= Beginning of Section =
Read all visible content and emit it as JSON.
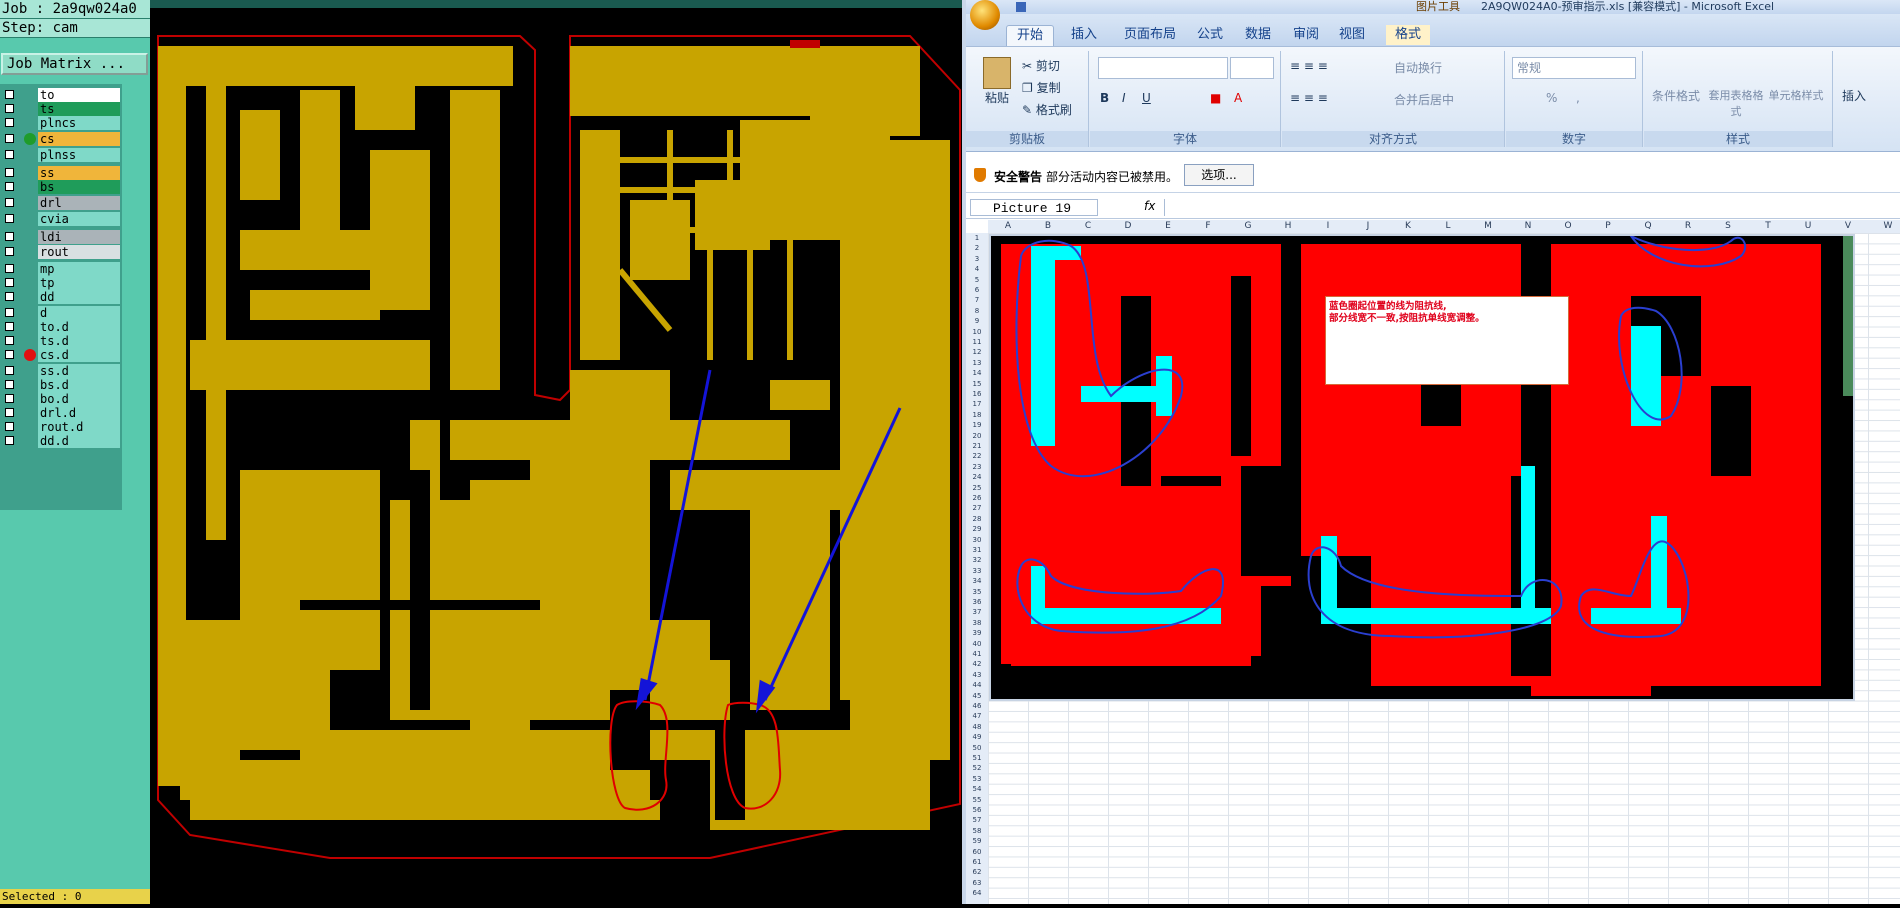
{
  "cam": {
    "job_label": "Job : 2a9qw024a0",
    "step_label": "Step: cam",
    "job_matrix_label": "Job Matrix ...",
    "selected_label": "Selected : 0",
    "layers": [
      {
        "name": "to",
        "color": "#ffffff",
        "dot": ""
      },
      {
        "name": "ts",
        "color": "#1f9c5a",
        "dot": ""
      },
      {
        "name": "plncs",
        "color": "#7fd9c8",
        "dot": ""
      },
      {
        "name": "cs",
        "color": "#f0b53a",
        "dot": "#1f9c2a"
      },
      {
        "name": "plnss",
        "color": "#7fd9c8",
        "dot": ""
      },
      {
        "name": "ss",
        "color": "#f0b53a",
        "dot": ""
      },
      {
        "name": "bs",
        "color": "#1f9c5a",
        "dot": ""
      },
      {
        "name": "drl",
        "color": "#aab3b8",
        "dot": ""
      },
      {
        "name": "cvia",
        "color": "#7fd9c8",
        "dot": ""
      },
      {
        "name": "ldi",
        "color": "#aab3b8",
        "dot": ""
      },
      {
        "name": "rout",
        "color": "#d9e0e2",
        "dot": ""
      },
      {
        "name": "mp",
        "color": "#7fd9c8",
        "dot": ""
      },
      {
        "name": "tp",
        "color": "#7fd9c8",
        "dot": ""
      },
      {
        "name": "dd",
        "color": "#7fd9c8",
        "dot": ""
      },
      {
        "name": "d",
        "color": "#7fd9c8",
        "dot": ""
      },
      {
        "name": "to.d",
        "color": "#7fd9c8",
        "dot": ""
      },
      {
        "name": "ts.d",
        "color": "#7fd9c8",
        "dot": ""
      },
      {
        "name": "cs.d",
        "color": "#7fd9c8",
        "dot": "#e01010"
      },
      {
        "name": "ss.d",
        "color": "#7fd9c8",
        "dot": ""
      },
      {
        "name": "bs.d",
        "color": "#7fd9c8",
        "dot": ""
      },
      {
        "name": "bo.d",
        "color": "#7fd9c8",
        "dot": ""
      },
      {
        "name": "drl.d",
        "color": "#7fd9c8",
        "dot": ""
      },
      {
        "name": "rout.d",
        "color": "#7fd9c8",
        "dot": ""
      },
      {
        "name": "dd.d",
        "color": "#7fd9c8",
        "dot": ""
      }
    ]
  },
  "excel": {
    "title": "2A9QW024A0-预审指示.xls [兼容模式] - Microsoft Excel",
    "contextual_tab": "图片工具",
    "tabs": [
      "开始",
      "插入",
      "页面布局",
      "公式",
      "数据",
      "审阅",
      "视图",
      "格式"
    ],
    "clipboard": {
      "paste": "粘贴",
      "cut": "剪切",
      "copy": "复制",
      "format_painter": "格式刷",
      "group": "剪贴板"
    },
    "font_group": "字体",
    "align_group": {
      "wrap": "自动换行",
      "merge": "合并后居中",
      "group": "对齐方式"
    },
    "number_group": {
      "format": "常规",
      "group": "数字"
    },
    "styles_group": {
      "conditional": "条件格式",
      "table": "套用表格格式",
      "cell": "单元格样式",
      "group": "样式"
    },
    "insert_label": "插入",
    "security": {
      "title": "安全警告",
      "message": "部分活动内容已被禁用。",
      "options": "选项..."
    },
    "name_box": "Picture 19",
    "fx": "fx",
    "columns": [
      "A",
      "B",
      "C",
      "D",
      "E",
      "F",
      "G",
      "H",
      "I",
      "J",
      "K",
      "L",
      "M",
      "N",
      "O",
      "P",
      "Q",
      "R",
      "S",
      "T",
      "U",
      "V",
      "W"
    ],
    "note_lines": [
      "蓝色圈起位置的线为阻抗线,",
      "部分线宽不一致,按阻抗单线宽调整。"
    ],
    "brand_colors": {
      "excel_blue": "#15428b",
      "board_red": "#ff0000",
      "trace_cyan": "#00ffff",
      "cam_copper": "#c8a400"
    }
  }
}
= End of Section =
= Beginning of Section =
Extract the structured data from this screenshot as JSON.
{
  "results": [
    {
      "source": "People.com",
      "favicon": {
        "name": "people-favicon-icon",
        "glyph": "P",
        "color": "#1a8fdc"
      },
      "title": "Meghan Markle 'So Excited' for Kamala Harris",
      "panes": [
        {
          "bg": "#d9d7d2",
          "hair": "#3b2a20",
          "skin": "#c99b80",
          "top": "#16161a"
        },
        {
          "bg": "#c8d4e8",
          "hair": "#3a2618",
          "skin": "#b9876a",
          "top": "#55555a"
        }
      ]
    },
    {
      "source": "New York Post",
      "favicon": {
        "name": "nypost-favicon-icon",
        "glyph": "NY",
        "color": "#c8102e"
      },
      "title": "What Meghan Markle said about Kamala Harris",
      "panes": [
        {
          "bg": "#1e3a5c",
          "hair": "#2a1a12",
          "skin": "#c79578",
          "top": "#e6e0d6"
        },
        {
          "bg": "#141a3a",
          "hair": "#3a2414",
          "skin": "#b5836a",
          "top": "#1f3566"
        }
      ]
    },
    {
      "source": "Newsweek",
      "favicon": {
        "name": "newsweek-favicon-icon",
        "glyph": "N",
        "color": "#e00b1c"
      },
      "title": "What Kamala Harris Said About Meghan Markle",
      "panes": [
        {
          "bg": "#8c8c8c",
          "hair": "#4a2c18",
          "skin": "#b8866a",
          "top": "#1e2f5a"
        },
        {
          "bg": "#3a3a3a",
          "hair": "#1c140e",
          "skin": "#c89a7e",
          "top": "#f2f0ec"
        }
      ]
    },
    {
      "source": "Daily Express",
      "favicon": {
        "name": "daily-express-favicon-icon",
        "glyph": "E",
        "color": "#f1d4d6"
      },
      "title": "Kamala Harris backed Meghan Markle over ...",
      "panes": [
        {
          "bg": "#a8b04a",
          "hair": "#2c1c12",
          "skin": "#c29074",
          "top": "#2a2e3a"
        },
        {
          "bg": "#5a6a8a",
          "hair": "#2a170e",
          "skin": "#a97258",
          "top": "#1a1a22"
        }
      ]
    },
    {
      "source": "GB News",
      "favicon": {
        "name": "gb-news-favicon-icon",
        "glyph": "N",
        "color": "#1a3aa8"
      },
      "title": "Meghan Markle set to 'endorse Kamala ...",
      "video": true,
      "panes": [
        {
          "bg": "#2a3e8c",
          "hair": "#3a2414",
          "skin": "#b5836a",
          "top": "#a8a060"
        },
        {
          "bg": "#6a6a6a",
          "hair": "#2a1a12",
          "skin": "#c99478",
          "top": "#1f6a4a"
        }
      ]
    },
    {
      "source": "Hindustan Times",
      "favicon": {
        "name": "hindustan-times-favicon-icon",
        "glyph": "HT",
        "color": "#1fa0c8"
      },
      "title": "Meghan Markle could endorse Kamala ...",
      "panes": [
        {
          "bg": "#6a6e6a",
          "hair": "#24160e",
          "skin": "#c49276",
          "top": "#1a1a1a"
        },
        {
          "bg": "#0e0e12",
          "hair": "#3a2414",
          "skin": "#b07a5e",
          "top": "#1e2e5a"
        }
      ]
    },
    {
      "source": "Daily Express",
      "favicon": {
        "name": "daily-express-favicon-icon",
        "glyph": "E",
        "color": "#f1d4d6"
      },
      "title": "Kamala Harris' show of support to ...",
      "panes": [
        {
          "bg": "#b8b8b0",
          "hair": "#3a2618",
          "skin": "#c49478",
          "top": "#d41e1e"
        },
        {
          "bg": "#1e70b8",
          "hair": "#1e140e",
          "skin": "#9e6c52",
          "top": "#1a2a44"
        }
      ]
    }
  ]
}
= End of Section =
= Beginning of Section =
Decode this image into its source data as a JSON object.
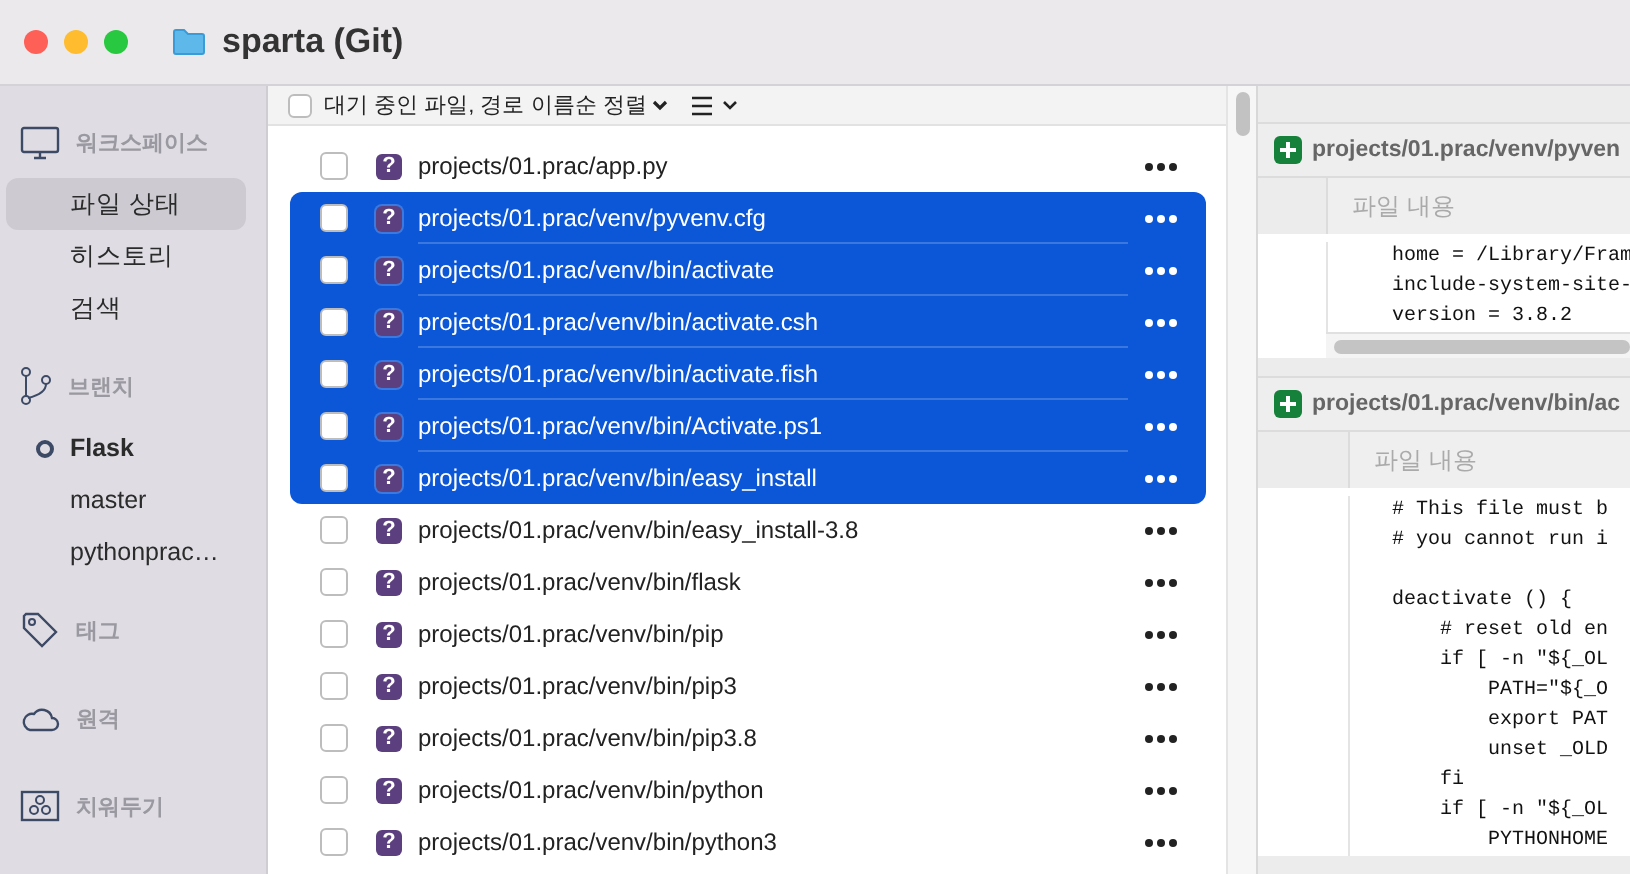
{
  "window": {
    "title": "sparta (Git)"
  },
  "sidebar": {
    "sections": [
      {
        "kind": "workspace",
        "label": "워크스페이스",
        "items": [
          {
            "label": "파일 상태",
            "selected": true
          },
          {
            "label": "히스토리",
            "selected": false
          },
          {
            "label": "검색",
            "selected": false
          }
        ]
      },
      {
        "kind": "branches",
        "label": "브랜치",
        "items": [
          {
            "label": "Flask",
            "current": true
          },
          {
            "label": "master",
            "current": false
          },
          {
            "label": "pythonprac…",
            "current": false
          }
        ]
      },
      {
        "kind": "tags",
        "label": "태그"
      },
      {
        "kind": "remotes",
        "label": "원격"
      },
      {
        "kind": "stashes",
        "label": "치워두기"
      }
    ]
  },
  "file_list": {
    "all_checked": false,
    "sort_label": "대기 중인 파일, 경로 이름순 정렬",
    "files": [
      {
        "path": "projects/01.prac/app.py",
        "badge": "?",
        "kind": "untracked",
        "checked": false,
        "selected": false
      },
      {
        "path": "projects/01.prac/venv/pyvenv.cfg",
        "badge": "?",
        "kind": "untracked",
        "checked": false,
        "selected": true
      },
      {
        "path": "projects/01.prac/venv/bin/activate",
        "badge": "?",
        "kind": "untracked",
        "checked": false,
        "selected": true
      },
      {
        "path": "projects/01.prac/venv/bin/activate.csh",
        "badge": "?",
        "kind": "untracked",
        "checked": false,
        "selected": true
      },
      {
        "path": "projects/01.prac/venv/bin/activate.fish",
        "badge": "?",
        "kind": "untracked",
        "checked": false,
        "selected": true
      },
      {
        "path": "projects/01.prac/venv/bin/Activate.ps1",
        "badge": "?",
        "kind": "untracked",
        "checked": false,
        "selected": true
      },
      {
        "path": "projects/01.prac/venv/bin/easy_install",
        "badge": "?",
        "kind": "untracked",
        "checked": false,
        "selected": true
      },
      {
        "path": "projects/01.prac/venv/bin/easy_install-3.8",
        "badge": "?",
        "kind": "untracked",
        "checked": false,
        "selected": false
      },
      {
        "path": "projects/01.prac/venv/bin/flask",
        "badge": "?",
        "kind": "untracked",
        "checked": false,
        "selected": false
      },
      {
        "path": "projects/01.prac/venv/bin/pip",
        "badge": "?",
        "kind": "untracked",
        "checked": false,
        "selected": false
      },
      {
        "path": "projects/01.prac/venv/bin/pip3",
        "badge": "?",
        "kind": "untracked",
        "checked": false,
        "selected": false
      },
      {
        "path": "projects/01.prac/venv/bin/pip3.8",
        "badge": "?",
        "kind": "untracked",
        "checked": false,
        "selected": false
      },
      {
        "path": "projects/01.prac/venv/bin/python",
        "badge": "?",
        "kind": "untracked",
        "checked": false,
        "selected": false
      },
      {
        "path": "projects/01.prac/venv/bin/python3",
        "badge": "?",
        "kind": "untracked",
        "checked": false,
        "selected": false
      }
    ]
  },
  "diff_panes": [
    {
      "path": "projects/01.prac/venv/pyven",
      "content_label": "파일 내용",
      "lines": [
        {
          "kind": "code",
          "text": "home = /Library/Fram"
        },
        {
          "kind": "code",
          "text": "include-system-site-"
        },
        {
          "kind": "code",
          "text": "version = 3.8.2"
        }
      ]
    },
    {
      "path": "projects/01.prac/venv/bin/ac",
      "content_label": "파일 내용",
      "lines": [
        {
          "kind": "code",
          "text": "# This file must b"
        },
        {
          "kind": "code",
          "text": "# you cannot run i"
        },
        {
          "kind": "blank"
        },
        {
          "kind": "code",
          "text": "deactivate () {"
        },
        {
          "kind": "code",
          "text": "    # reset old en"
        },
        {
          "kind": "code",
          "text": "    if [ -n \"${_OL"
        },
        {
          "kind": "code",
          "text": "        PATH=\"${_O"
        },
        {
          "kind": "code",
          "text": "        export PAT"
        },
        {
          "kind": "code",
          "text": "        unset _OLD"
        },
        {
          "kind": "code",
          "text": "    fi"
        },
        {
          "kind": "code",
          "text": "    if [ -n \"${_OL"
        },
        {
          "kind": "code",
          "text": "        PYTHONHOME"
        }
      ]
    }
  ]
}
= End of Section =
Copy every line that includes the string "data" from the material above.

Extract the structured data from this screenshot as JSON.
Decode this image into its source data as a JSON object.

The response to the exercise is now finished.